Local guitarist brings in heavy hitters for new album

by Ryan Snyder

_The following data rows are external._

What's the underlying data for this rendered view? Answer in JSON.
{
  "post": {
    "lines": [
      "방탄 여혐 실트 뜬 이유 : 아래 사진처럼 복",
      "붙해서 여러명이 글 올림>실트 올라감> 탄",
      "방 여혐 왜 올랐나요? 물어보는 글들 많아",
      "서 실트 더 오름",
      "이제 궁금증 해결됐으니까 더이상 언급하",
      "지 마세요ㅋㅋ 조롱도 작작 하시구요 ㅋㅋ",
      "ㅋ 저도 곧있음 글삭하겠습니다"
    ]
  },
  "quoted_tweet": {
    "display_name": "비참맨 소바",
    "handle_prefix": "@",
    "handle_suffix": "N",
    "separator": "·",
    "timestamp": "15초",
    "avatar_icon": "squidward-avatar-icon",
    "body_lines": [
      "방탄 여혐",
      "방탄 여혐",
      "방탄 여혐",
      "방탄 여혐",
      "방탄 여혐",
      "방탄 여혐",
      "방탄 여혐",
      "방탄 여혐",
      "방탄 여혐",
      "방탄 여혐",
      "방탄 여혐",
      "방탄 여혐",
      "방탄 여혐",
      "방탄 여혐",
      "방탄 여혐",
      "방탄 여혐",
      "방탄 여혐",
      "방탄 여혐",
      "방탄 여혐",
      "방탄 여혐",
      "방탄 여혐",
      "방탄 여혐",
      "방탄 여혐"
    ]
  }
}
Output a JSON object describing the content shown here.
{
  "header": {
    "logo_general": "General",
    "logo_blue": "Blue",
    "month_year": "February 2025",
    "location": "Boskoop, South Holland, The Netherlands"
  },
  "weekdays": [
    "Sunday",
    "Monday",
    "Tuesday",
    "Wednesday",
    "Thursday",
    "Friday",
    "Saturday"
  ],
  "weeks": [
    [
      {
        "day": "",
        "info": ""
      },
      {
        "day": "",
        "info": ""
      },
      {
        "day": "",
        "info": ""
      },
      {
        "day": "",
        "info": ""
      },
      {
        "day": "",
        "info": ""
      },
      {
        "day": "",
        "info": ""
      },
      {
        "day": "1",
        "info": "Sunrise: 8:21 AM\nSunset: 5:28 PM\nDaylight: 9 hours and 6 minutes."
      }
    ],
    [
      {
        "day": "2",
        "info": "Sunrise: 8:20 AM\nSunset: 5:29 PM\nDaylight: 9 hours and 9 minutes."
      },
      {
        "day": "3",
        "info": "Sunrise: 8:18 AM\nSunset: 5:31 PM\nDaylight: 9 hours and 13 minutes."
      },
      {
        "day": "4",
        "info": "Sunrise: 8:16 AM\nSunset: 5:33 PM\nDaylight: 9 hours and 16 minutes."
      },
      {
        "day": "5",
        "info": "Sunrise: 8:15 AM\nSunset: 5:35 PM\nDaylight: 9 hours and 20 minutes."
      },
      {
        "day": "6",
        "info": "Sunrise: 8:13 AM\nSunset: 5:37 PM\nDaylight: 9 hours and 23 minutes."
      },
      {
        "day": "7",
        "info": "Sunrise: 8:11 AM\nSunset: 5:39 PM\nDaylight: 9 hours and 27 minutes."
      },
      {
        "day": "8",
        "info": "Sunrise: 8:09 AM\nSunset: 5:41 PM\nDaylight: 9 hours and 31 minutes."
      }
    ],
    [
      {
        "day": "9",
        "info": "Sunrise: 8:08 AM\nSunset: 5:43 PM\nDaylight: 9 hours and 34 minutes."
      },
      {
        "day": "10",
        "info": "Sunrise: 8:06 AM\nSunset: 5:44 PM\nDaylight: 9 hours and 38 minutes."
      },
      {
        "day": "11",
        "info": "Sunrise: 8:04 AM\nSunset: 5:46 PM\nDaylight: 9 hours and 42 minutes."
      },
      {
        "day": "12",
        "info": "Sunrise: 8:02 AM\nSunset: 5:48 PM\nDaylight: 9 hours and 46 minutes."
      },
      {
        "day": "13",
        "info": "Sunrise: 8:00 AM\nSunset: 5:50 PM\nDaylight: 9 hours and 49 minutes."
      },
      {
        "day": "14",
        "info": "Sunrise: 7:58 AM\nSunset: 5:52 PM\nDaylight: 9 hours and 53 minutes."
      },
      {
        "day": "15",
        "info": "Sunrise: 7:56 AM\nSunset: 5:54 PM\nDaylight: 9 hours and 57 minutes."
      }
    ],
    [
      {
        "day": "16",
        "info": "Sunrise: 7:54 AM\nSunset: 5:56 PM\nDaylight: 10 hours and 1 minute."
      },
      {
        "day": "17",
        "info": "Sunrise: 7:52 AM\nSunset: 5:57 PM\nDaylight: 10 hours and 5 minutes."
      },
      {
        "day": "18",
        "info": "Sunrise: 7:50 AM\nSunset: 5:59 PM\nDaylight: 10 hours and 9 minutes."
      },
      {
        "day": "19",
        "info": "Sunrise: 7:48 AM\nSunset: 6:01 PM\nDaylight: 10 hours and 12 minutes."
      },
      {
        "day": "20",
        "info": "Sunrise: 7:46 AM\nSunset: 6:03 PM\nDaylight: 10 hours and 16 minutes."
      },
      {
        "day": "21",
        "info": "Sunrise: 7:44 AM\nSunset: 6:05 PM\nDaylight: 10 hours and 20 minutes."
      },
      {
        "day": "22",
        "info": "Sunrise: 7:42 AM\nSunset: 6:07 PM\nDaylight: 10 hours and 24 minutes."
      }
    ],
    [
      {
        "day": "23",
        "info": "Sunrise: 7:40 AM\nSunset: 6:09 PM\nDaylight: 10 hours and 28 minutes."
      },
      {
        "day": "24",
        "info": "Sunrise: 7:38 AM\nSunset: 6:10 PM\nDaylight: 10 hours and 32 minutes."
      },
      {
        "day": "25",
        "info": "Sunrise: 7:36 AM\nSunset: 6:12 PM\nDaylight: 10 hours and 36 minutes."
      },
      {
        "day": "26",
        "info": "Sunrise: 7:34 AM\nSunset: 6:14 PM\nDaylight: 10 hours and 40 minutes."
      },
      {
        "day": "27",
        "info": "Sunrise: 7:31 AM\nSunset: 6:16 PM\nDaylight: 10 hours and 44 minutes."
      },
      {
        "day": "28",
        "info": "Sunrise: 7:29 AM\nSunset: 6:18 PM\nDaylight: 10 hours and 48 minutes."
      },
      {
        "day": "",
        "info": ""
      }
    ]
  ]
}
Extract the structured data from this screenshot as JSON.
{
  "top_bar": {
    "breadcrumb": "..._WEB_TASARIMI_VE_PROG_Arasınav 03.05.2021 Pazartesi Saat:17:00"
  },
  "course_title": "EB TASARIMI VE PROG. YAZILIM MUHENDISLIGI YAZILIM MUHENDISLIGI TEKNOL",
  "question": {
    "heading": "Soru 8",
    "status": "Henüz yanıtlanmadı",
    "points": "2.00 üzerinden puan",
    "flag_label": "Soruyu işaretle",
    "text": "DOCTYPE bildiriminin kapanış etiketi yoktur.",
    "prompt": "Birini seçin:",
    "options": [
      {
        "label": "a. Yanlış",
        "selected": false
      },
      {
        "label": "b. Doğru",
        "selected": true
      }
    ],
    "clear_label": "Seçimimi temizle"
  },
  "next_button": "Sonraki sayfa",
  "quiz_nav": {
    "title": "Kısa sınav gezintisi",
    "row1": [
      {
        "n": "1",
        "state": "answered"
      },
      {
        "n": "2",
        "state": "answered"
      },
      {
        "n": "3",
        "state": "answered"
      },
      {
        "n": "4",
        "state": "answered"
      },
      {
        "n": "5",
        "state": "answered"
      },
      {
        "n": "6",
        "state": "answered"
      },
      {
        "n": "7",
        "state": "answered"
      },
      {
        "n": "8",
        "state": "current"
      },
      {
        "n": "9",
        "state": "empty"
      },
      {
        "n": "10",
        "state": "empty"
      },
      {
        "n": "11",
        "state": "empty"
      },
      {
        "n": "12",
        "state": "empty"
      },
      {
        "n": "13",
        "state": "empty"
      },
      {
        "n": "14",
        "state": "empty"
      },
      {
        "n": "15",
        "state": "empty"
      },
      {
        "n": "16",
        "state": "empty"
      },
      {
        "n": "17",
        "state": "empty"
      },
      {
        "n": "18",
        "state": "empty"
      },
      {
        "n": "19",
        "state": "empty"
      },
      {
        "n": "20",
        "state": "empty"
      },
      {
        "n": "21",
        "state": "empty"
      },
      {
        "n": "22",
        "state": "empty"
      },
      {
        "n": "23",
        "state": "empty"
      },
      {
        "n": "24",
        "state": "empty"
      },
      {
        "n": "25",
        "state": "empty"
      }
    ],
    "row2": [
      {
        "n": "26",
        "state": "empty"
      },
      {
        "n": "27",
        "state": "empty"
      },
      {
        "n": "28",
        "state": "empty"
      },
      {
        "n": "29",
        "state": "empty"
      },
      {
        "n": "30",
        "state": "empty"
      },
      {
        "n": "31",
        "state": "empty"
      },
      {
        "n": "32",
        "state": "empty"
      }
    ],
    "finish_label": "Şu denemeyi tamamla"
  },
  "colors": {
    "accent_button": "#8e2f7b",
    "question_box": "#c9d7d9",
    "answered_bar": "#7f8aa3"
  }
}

Sam Robinson ( samrobinsonmusc) will tell you right away that one of his primary ambitions as a musician is to be as technically sound as he can be. It’s a desire that stems from not only his love of playing the guitar, but his adoration of many of those from whom he draws his influence. A self-professed blues purist, Robinson says he spent several years studying the work of master bluesmen like John Lee Hooker and Buddy Guy, which made a profound impact on his personal playing style. “I used to think I was a good guitar player a couple of years ago because I could play a few Hendrix licks,” Robinson said. “But really, that’s some of the easiest stuff to learn. Then there are guys like Jimmy Herring who will really blow your mind and I want to achieve that level of technical understanding.” Still, simply hammering out the same blues licks that have been performed ad nauseam didn’t provide the level of satisfaction that Robinson sought and thus, he turned his attention to the Southern fusion styles that were cultivated by artists like Herring (Aquarium Rescue Unit, Widespread Panic) and Derek Trucks (Allman Brothers Band), both of whom are equally renowned for their technical brilliance and soulful styles. While it’s difficult, if not wholly improbable, to train oneself to the same level of mastery, Robinson did arguably the next closest thing in preparation for his forthcoming album: He invited several of their similarly skillful peers to record material for him at Ovation Sound. Bassist Oteil Burbridge (, a veteran of Aquarium Rescue Unit and the current bassist for the Allman Brothers Band, was brought in back in September to provide his masterful bass stroke on the as-of-yet untitled album. In addition, Burbridge’s brother Kofi (, who also performs in the Derek Trucks Band, sat in the studio in only a few weeks before to provide both flute and organ work. After meeting him through a friend of a friend, Robinson initially invited him in simply for the possibility of a solo on one of the album’s tracks. At the time, Oteil was finishing up a series of dates with the Allmans at Red Rocks Amphitheatre in Morrison, Colo. and Robinson paid to have him flown in order to lay down his tracks. Burbridge suggested that since the money was already being dropped on his plane ticket that he just spend the entire day playing, rather than simply doing one solo. As a result, all but two of the album’s songs feature his bass work. Andrew Lazare, who Robinson played with in Carolina Clearwater, performed the rest of the material. “I’m just 25 and I practice a lot, but these guys have been doing that for decades.” Robinson said. “They are award-winning musicians, so I was nervous as hell and just trying not to screw up in front of them.” Robinson didn’t actually get to interact musically with Oteil, since he had already recorded most of his guitar tracks before the bassist ever arrived. He was able to work directly with Kofi and because of the freedom that the elder Burbridge brother was afforded, he was left with plenty of material upon which to expand. Still, he says that just watching both work in the studio made a lasting impact on how Robinson will approach working in the studio. “It was more like I was in awe of him while I stood in the control room. [Oteil] is fast, on the money and extremely knowledgeable,” Robinson added. “The main thing that I took away from that experience is that I need to go home and study.” Equally noteworthy is the fact that Robinson never actually wrote any material for Oteil to follow. He simply showed him what was recorded up until that point and let the veteran go to work. “I’m not going to tell Oteil what to play, so I just told him to do what he wants to do,” Robinson added. “Oteil can take everything that he’s hearing and come up with something that’s not only brilliant, but completely within the context of the piece.” The guest spots on the album don’t end there, however. Noted drummer for Lynyrd Skynyrd and Rock and Roll Hall of Famer Artimus Pyle unexpectedly dropped into the studio the same day that Kofi was working and provided work for one track. Acclaimed gospel drummer Calvin Napper filled in the majority of the rest. In addition, Pyle will be appearing as a guest drummer for Robinson at the album’s release party at the Greene Street club on Friday, January. Despite the big names to be found all over the album’s liner notes, Robinson only maintains humble expectations for his work. “I would consider it a success if I get the money I invested in it back and I get the respect of the people I worked with,” he stated.